The video shows a 3D printed house that looks like some sort of a bunker. The house has enough space to accommodate several human beings. If humans, however, would want to live on the moon, they need to be able to resist the extreme temperatures, which can vary from 253 degrees F (123 C) to minus 243 F (minus 153 C). The walls of a lunar base could prevent humans from those extreme temperatures. The ESA has been working together with Foster + Partners on a way to 3D print a sustainable lunar base.
The idea is to send a robot with a 3D printer to the moon so that they can print the foundation of the house. The 3D printer would create a weight-bearing dome with cellular structured walls to provide for shelter against micrometeoroids and space radiation. The house needs to be capable of accommodating up to four astronauts. It would take approximately three months to set up the lunar base. It could, however, take as many as 40 years before this project could become reality. 90 percent of the materials could be derived from the moon itself.
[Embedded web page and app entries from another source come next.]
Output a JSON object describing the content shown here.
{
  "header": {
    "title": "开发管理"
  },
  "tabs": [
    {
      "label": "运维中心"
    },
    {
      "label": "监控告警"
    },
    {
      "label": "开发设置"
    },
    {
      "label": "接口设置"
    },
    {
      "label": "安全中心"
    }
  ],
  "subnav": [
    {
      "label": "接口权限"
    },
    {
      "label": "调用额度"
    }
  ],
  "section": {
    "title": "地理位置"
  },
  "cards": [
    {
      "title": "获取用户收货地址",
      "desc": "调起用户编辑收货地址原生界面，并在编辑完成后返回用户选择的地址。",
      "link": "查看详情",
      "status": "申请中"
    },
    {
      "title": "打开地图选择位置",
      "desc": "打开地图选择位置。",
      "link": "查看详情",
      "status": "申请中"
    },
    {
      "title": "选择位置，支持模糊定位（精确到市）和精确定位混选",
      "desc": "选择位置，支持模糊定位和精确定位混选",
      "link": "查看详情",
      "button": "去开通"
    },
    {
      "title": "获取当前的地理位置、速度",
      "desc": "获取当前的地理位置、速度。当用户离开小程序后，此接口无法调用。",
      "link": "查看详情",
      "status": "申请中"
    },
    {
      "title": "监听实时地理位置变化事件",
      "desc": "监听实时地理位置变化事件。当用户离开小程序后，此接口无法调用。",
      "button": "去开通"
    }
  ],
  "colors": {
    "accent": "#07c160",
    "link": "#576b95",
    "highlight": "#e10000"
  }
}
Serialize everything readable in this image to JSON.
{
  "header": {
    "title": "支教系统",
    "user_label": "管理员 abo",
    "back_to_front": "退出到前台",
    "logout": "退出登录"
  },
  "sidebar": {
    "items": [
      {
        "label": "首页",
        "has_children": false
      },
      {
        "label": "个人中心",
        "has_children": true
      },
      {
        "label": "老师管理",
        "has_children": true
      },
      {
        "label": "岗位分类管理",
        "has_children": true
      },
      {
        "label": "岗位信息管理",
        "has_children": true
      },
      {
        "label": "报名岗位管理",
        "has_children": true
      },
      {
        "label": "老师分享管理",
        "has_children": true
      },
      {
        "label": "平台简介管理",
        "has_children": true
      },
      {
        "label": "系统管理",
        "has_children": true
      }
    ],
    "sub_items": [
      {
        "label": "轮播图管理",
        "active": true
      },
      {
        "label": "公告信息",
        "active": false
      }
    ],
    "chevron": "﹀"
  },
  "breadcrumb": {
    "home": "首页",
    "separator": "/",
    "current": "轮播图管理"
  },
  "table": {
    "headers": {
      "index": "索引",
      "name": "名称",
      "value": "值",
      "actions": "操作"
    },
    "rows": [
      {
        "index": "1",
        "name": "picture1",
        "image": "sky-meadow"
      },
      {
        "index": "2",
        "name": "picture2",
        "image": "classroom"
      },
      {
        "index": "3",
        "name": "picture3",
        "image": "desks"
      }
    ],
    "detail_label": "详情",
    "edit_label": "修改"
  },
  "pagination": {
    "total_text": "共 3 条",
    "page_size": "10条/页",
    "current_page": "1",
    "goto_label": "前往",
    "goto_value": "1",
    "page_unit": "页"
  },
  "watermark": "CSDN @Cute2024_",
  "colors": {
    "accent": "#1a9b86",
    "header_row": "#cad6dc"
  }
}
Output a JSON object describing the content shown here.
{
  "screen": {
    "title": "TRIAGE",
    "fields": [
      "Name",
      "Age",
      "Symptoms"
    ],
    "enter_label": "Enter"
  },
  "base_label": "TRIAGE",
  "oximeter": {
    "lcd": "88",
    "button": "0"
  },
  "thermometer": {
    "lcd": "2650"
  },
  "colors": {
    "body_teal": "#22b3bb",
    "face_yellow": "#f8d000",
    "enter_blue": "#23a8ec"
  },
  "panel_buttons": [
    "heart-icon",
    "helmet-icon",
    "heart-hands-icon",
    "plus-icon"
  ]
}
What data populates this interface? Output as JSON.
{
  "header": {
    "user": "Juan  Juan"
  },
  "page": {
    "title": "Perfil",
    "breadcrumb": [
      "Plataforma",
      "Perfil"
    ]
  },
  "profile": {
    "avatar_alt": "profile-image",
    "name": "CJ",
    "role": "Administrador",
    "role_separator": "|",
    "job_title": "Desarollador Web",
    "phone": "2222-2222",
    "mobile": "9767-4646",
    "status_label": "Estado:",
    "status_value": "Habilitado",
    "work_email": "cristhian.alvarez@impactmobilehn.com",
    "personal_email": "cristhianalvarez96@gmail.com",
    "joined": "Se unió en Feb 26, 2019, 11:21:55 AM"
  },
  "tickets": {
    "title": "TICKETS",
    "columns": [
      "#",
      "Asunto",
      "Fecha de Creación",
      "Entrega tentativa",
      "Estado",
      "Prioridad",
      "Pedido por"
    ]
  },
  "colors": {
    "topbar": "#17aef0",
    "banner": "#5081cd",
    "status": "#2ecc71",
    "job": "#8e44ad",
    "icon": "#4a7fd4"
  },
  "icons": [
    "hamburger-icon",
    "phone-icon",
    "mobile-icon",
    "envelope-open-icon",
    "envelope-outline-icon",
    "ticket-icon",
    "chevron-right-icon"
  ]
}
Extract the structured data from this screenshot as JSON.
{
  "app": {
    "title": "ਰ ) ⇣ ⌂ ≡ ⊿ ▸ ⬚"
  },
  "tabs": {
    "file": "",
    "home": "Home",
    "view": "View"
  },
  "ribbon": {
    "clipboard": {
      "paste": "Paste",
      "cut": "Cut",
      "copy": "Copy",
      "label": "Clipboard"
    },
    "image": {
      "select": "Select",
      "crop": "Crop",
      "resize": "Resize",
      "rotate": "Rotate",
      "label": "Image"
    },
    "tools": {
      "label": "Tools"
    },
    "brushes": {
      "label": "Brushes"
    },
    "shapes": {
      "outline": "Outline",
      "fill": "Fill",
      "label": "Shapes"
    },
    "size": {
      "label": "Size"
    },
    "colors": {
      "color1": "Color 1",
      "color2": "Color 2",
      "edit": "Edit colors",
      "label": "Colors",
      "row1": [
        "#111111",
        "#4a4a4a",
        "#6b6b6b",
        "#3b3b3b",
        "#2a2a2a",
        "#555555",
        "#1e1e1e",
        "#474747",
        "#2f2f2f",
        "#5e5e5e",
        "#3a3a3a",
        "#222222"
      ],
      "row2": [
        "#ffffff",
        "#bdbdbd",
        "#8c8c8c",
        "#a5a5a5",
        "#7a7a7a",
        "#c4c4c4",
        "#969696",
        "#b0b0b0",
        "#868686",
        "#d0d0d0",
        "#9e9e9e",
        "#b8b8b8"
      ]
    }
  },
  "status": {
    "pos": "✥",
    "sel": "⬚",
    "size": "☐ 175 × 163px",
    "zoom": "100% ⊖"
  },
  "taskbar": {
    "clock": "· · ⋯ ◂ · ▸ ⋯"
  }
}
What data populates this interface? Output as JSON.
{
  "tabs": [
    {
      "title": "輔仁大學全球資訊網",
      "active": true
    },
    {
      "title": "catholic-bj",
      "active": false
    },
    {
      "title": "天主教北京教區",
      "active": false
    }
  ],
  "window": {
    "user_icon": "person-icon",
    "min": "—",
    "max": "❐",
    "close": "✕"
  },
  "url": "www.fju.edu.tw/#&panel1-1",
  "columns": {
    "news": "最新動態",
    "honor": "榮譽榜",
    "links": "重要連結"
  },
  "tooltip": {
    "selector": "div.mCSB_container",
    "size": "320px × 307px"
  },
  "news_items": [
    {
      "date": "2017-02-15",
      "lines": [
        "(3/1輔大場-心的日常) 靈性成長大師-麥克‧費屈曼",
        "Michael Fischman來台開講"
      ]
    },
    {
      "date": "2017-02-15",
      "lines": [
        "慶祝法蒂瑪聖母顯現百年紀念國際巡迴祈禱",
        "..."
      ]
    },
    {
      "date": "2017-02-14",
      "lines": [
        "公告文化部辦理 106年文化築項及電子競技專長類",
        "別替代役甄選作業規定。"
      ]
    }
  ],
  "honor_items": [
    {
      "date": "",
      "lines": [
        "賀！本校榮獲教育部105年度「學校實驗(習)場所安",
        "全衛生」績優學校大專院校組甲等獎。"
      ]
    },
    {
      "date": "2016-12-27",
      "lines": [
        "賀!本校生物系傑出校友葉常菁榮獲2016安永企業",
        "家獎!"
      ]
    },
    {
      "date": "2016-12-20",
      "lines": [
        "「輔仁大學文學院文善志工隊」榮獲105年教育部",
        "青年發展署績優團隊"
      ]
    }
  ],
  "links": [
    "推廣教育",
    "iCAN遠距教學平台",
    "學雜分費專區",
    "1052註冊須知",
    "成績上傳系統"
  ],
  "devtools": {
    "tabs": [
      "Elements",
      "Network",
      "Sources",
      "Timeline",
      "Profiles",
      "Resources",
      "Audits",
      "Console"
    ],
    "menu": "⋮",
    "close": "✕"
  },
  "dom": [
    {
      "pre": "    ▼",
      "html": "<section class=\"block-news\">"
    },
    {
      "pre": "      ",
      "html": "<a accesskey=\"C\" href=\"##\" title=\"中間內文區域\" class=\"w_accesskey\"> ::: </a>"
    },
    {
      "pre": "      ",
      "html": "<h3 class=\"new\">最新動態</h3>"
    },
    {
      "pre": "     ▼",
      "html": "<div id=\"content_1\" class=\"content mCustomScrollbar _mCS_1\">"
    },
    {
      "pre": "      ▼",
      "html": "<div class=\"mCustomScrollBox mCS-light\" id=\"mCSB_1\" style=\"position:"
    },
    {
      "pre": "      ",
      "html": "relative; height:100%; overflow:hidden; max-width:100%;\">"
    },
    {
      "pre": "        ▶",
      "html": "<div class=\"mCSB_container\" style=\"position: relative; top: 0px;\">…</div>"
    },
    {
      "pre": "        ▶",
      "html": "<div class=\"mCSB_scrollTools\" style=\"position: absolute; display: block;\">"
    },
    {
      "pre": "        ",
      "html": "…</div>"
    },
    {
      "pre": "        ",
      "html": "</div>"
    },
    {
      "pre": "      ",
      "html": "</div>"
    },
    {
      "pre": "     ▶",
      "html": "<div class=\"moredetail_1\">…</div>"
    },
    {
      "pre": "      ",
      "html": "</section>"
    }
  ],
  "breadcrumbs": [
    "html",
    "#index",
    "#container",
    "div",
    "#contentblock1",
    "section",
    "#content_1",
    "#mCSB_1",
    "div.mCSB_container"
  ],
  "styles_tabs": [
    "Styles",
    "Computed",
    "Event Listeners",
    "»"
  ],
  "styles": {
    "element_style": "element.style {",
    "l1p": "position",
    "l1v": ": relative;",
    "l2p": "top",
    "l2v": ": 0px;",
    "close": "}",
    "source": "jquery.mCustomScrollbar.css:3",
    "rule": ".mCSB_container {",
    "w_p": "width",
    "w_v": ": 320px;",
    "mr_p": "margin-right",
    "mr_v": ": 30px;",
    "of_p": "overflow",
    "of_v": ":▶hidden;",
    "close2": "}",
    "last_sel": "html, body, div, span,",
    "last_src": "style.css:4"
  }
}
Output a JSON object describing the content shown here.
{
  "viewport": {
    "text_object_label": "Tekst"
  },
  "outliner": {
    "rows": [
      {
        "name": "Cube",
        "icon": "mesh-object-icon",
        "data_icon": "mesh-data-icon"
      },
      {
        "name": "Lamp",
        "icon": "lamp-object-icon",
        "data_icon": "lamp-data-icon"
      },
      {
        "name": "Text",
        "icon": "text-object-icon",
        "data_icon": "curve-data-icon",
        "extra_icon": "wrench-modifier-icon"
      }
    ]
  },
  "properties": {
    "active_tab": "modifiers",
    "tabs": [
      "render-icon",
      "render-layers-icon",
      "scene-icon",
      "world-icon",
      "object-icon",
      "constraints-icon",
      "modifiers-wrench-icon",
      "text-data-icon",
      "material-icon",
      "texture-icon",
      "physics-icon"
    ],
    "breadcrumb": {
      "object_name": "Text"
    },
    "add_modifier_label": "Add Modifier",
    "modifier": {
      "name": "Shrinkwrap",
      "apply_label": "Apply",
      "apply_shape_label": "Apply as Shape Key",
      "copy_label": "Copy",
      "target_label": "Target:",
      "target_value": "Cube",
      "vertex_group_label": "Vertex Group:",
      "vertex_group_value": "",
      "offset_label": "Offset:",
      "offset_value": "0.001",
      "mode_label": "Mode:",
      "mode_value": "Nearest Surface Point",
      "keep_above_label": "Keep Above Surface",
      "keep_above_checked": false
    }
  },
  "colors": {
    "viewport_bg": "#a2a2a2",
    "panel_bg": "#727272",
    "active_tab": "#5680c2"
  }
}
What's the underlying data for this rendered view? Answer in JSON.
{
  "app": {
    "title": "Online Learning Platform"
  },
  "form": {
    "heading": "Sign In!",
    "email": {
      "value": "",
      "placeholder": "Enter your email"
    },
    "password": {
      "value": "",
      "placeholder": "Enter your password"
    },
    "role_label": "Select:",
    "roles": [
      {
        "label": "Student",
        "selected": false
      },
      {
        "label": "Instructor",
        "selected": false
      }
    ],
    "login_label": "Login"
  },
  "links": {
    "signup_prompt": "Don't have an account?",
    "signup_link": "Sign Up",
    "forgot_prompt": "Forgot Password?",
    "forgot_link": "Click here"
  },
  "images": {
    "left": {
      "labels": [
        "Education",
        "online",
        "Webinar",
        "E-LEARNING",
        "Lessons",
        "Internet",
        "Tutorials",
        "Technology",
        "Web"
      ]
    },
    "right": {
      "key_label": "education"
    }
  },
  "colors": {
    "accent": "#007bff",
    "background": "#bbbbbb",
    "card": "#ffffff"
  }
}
Enrico Dini, who invented the D-shape 3D printer to build the base, thinks the process is speeding up. “Our current printer builds at a rate of around 2 meters per hour, while our next-generation design should reach 3.5 meters per hour. [We can] complete an entire building in a week.” “As a practice, we are used to designing for extreme climates on Earth and exploiting the environmental benefits of using local, sustainable materials,” added Xavier De Kestelier of Foster + Partners. “Our lunar habitation follows a similar logic.”
Image credits: ESA.